> [WHAT IS NEEDED]: Within the records below, how many lines contain "label"? The answer is that number alone.

> [PROVIDED RECORDS]:
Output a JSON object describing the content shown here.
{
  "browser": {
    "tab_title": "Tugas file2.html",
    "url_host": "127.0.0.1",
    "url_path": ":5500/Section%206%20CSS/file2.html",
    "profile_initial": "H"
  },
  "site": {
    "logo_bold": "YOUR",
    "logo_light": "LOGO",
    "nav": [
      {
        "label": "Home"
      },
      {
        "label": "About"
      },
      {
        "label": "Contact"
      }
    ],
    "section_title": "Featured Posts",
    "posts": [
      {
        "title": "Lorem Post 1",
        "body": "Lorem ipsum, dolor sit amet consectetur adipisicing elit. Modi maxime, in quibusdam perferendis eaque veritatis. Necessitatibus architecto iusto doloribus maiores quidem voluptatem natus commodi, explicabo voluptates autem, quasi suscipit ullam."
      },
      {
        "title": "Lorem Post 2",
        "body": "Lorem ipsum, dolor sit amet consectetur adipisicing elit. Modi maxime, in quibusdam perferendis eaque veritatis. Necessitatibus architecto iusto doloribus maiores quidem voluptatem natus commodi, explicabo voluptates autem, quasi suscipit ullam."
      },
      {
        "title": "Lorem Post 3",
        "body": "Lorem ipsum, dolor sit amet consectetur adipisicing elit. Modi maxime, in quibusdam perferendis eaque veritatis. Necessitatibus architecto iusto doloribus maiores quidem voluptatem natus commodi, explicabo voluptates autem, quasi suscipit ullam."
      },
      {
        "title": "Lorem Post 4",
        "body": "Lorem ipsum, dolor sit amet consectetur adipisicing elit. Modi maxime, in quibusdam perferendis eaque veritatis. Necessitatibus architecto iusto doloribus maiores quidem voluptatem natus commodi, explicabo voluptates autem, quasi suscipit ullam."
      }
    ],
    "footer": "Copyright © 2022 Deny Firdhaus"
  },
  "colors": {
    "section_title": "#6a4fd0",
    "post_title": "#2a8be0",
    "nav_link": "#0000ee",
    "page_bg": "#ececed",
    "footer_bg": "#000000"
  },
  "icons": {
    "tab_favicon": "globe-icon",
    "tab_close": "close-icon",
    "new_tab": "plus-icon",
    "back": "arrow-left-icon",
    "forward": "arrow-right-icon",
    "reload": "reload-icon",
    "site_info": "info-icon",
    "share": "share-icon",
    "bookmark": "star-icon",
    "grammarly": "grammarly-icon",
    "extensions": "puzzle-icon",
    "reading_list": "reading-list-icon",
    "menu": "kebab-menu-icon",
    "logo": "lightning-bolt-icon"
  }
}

> [WRITTEN ANSWER]: 3